I am entertained by an Urban Fantasy or paranormal series when life as a supernatural is presented as being boring and same old, same old. In Hannah Jayne’s Underworld Detection Agency, Sophie worked for the DMV of the supernatural world filling out paperwork in triplicate and getting dental insurance for vampires. Here, Fort is sent to check out a complaint in their territory by a lake serpent who is complaining about the jet skiers in a if I can’t eat them, then I need you to ban jet skies on my lake way.
Although I enjoyed certain aspects of this series, I was still very put off by all the things I didn’t understand. There is also the fact that Fort’s vampire family is dribbling information to him. They wait until it is too late and yell at Fort rather than sharing with him the information they all know. Obviously this is good for storytelling purposes but annoying when you think about what might be important for Fort to know at the outset. For example, the witches are hoping to back Fort to succeed his mother since the Scotts won’t allow more than two witches to live in one area. The witches want to start a union and keep families together. Fort understands the logic of what they want, but I can see that having witches ban together might not be such a great thing. I am sure Prudence will have a story to share about why they keep the witches separated, but I am certain we won’t hear about it until after witches start attacking the Scotts with a group effort.
Generation V brought an interesting twist to an Urban Fantasy but not enough that I feel compelled to grab the first two books in the series to catch up. I thought the author should have made more of an effort to catch me up on some important aspects of the world building or to make me more interested in reading the other stories instead of leaving me in the dark and feeling rather annoyed by it.
Received an ARC from the author in exchange for an honest review.
Dan let is drop. “Did you eat? I made too much, so there are still some leftovers in the pot.”
I eyed him suspiciously. “Was it one of those meals?” Dan was a ghoul, which meant that a certain amount of his intake had to be human organs in order for him to maintain his health. The ghouls in my mother’s territory had all orginated in Turkey and had acclimated well to America, most of them finding an easy source for their dietary needs by opening funeral homes or working in hospital sanitation. It had made me extremely cautious around Dan’s cooking, though, and we’d had to have a few pretty serious conversations about dish cleanup, prompt post-preparation trash disposal, and the labeling of leftovers.

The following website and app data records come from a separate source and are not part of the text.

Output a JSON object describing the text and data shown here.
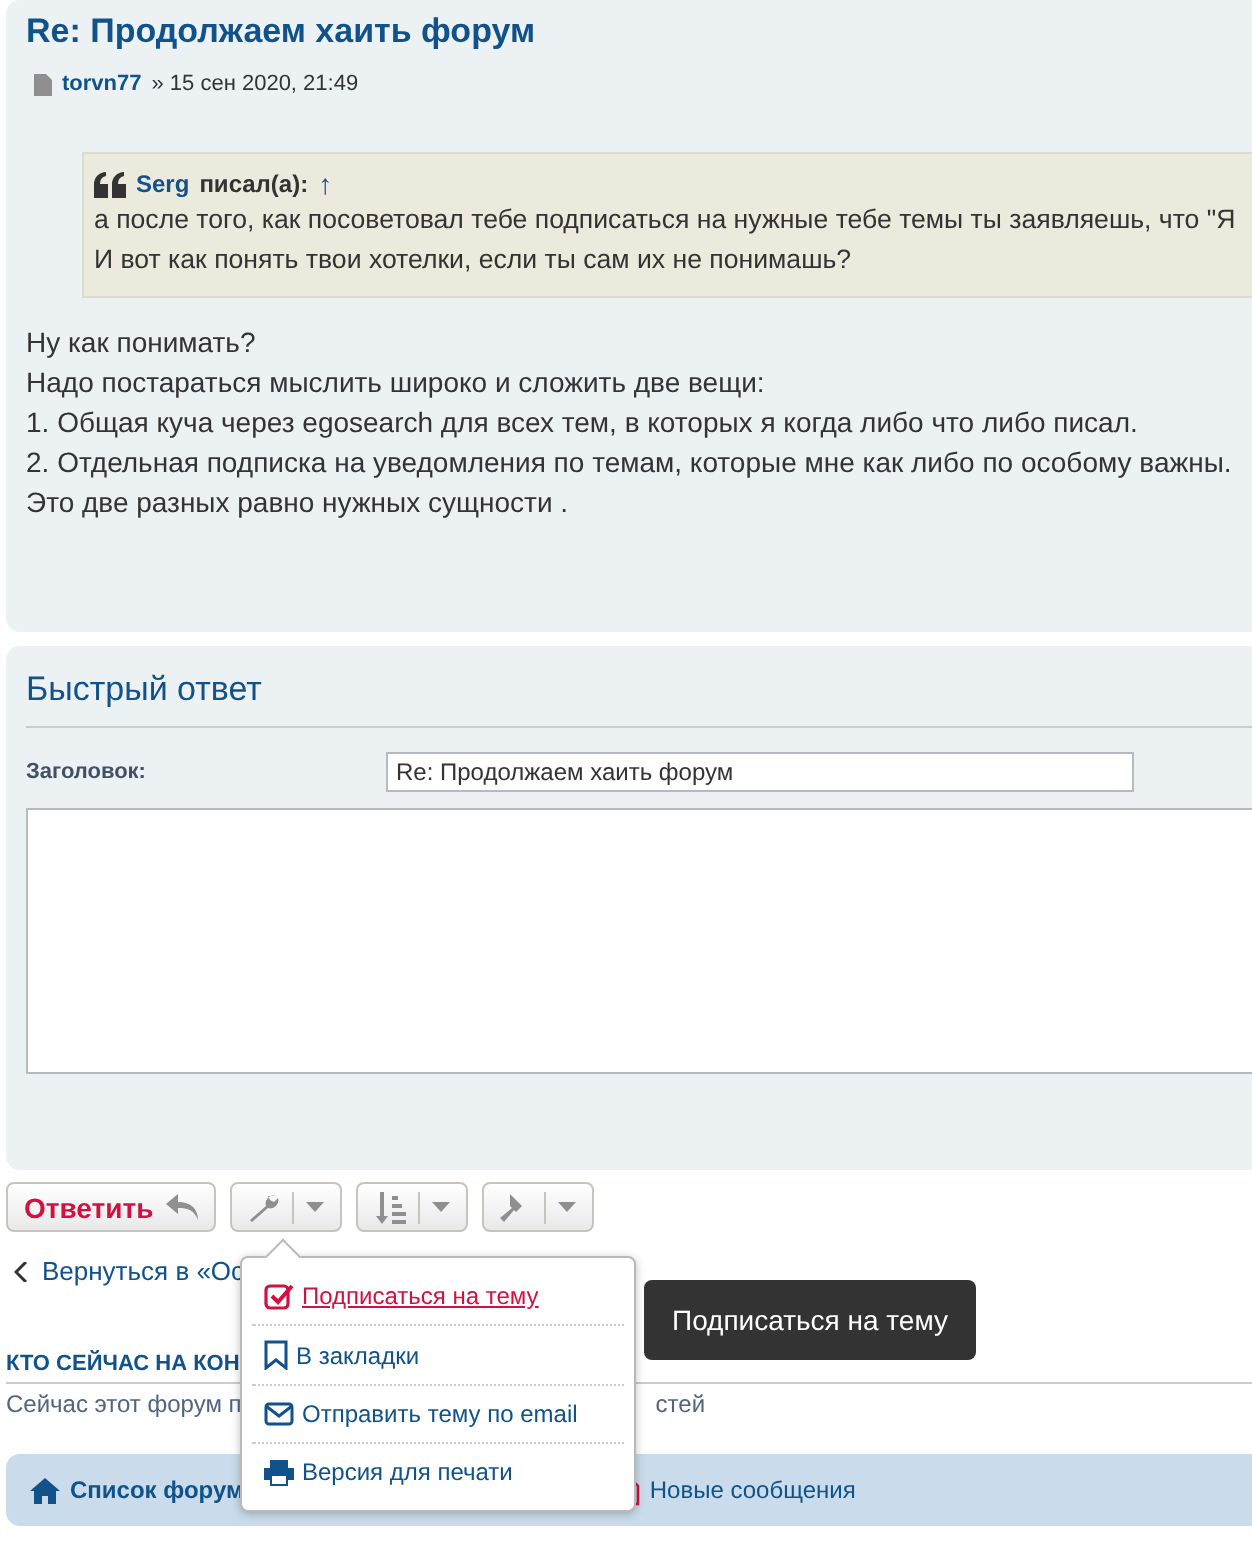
{
  "post": {
    "title": "Re: Продолжаем хаить форум",
    "author": "torvn77",
    "date": "» 15 сен 2020, 21:49",
    "quote": {
      "author": "Serg",
      "wrote": "писал(а):",
      "arrow": "↑",
      "lines": [
        "а после того, как посоветовал тебе подписаться на нужные тебе темы ты заявляешь, что \"Я",
        "И вот как понять твои хотелки, если ты сам их не понимашь?"
      ]
    },
    "lines": [
      "Ну как понимать?",
      "Надо постараться мыслить широко и сложить две вещи:",
      "1. Общая куча через egosearch для всех тем, в которых я когда либо что либо писал.",
      "2. Отдельная подписка на уведомления по темам, которые мне как либо по особому важны.",
      "Это две разных равно нужных сущности ."
    ]
  },
  "quick_reply": {
    "title": "Быстрый ответ",
    "subject_label": "Заголовок:",
    "subject_value": "Re: Продолжаем хаить форум"
  },
  "reply_button": "Ответить",
  "back_link": "Вернуться в «Ос",
  "who_online": {
    "title": "КТО СЕЙЧАС НА КОН",
    "text": "Сейчас этот форум п",
    "text_tail": "стей"
  },
  "menu": [
    {
      "kind": "subscribe",
      "label": "Подписаться на тему",
      "highlighted": true
    },
    {
      "kind": "bookmark",
      "label": "В закладки",
      "highlighted": false
    },
    {
      "kind": "email",
      "label": "Отправить тему по email",
      "highlighted": false
    },
    {
      "kind": "print",
      "label": "Версия для печати",
      "highlighted": false
    }
  ],
  "tooltip": "Подписаться на тему",
  "footer": [
    {
      "kind": "home",
      "label": "Список форум"
    },
    {
      "kind": "new",
      "label": "Новые сообщения"
    }
  ]
}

“Just the shepherd’s pie. The sweet potatoes are safe.” Dan snorted. “I can’t believe that you’re so squeamish about these things. It’s not like I interrogate you about every beverage you store in the fridge.”
“Really? What the hell was that soda discussion last week about, then?”
“You know my feelings about high-fructose corn syrup.” Dan narrowed his eyes, and a very stubborn and lawyery look crossed his handsome face.
I shook my head, unwilling to reengage on this particular issue, even if it meant that I had to abide by Dan’s new list of sodas that were banned in the apartment. I was also not entirely full after my partial dinner at my mother’s, so I got up to investigate the sweet potatoes. There was still a full serving in the pot, looking extremely inviting, so I spooned it into a small dish. I carefully avoided looking at the partially empty casserole dish. Since Dan had moved in, I’d learned to my horror about how many sins dishes like shepherd’s pie and meat loaf could conceal.
“Hey, can you put the last of the shepherd’s pie in the microwave for me? I think I’ll finish it off.”
“I’m not touching that thing, even with a spatula.” I put my bowl of sweet potatoes in the microwave and nuked it as Dan laughed incredulously at my statement.